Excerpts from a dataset
****

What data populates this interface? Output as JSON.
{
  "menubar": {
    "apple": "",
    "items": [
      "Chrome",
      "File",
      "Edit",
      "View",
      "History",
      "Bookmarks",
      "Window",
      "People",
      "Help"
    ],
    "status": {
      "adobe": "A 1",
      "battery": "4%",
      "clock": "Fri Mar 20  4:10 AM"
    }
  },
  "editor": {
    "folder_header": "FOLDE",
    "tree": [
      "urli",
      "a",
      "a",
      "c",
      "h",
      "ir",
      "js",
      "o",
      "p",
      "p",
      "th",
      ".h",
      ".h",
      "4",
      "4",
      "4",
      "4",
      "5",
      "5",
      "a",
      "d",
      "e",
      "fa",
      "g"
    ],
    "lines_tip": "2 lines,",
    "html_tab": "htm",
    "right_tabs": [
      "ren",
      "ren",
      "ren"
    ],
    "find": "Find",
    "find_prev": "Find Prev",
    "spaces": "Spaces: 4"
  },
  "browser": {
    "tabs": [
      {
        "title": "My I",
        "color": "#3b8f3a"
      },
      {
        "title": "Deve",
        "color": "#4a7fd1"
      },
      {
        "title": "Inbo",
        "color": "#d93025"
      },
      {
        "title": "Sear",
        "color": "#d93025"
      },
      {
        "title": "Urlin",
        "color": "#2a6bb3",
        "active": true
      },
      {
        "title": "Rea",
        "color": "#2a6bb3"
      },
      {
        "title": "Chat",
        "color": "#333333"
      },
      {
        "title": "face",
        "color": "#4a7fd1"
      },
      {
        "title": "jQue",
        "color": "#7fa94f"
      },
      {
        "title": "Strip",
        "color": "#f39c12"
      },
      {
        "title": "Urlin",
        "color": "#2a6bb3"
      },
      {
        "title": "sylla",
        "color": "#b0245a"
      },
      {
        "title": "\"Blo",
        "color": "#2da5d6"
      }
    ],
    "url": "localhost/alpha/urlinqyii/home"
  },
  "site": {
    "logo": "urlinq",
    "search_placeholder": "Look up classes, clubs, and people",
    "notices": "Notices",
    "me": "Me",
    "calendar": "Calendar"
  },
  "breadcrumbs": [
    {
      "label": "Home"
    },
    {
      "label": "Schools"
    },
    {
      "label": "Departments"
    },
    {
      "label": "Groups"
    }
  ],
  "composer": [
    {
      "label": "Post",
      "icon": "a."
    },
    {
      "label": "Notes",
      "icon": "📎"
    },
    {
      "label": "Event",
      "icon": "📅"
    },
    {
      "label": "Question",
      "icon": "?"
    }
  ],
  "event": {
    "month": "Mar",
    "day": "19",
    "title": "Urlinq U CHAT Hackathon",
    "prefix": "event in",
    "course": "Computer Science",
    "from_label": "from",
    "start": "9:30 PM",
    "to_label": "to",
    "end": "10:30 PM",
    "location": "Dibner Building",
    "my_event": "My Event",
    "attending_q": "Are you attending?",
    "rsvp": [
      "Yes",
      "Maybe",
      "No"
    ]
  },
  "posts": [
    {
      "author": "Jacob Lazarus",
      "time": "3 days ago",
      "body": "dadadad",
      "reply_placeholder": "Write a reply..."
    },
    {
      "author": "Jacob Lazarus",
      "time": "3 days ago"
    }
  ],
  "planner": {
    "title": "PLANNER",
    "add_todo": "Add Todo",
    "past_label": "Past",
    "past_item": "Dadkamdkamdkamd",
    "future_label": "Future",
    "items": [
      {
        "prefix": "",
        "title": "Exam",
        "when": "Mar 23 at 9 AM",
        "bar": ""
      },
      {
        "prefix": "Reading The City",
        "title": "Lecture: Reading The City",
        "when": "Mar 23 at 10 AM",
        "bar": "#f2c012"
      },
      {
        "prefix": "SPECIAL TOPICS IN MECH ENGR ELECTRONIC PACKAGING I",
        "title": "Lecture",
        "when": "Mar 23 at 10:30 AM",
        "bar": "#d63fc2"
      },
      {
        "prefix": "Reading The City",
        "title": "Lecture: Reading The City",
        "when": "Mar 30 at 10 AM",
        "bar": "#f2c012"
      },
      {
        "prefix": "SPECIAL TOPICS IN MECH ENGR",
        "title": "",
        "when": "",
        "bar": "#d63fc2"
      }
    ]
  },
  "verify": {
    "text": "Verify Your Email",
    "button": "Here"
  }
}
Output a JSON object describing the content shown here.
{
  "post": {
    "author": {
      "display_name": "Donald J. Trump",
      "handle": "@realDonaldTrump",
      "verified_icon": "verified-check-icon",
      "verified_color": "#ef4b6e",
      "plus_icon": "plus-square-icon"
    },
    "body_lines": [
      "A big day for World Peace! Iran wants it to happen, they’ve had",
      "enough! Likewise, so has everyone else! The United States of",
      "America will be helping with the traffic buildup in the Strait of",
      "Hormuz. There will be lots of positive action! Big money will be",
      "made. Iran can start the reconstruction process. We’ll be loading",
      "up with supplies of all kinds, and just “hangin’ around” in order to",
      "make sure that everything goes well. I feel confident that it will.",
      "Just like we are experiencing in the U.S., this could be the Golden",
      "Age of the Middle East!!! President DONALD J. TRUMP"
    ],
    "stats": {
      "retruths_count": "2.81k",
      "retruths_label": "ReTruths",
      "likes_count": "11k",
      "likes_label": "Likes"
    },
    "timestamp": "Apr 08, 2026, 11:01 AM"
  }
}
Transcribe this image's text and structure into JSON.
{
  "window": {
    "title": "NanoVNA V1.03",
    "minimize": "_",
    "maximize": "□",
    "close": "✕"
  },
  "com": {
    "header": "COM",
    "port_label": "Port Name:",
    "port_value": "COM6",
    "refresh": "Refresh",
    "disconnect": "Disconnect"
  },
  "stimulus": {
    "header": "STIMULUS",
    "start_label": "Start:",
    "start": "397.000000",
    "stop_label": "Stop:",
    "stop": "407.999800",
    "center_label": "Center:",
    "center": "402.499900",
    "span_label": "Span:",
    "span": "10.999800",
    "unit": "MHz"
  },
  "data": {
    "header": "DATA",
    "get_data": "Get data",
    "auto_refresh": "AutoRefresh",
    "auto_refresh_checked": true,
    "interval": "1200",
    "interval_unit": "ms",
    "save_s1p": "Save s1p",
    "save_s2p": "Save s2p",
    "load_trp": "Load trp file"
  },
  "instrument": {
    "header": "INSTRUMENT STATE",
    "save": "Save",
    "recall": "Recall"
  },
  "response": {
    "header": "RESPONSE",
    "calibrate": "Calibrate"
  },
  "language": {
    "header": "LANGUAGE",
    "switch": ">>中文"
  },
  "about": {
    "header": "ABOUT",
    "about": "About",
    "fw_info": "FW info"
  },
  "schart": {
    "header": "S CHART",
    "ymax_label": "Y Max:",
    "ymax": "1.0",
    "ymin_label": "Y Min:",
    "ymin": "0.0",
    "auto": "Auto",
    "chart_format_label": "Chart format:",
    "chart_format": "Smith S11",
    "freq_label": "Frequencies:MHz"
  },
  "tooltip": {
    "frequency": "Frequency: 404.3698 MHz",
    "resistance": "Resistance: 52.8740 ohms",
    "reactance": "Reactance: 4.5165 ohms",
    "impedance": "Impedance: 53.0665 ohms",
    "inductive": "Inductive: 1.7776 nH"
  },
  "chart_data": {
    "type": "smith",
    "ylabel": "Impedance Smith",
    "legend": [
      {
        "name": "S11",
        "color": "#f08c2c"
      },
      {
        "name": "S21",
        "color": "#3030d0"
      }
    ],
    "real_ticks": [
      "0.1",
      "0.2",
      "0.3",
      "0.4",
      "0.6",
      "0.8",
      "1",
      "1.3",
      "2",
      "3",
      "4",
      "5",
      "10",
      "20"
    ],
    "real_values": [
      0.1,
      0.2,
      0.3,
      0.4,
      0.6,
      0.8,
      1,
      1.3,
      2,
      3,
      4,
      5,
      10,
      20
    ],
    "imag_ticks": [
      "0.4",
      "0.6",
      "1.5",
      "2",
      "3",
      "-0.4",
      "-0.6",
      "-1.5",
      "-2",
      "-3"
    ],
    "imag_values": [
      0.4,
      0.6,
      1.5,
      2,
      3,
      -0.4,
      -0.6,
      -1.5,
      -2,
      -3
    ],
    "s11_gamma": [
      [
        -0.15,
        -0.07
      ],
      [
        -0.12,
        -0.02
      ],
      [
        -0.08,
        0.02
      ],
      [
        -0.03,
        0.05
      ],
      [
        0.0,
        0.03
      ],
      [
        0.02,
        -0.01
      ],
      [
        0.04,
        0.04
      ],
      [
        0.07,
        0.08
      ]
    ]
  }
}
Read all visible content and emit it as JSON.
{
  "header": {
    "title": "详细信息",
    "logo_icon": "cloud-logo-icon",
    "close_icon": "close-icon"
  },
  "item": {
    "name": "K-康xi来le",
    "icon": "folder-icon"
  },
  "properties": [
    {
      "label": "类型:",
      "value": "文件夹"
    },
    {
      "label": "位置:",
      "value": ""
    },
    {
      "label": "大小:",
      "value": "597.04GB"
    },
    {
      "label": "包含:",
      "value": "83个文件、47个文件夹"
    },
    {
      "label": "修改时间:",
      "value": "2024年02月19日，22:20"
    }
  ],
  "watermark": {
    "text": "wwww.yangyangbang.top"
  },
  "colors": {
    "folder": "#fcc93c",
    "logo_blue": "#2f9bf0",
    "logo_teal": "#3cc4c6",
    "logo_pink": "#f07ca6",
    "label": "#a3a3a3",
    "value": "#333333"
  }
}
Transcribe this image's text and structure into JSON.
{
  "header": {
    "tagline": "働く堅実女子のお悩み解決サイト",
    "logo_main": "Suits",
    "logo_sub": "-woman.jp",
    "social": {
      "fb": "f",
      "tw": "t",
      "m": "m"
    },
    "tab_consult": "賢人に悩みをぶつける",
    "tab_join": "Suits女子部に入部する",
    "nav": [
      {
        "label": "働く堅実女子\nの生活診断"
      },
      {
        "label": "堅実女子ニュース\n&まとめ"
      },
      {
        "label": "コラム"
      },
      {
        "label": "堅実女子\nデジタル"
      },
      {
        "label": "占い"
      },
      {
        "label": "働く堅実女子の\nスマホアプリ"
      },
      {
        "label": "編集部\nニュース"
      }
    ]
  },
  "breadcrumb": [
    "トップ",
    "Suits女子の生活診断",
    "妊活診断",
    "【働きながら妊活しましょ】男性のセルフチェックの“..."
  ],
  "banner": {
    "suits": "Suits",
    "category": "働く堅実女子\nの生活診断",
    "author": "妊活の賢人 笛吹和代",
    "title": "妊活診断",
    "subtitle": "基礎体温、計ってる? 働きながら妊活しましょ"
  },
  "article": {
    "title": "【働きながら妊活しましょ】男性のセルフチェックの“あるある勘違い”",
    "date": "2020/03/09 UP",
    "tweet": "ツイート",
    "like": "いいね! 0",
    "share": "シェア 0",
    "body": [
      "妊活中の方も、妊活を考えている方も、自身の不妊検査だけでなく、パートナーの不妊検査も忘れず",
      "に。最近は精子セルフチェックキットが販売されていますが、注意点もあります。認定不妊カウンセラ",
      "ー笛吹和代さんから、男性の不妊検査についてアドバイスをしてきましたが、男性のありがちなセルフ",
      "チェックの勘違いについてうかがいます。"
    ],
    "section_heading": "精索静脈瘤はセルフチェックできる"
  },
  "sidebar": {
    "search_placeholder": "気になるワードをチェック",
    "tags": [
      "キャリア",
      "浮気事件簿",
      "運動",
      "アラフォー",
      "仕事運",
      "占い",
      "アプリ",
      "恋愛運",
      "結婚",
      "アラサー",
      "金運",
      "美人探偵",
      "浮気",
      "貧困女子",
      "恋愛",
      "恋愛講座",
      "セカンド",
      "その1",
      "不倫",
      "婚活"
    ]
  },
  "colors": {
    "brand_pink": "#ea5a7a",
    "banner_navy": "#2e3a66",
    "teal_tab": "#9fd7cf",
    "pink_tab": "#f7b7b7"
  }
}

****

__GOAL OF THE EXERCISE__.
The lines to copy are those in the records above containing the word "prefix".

__OUTPUT BELOW__.
    "prefix": "event in",
        "prefix": "",
        "prefix": "Reading The City",
        "prefix": "SPECIAL TOPICS IN MECH ENGR ELECTRONIC PACKAGING I",
        "prefix": "Reading The City",
        "prefix": "SPECIAL TOPICS IN MECH ENGR",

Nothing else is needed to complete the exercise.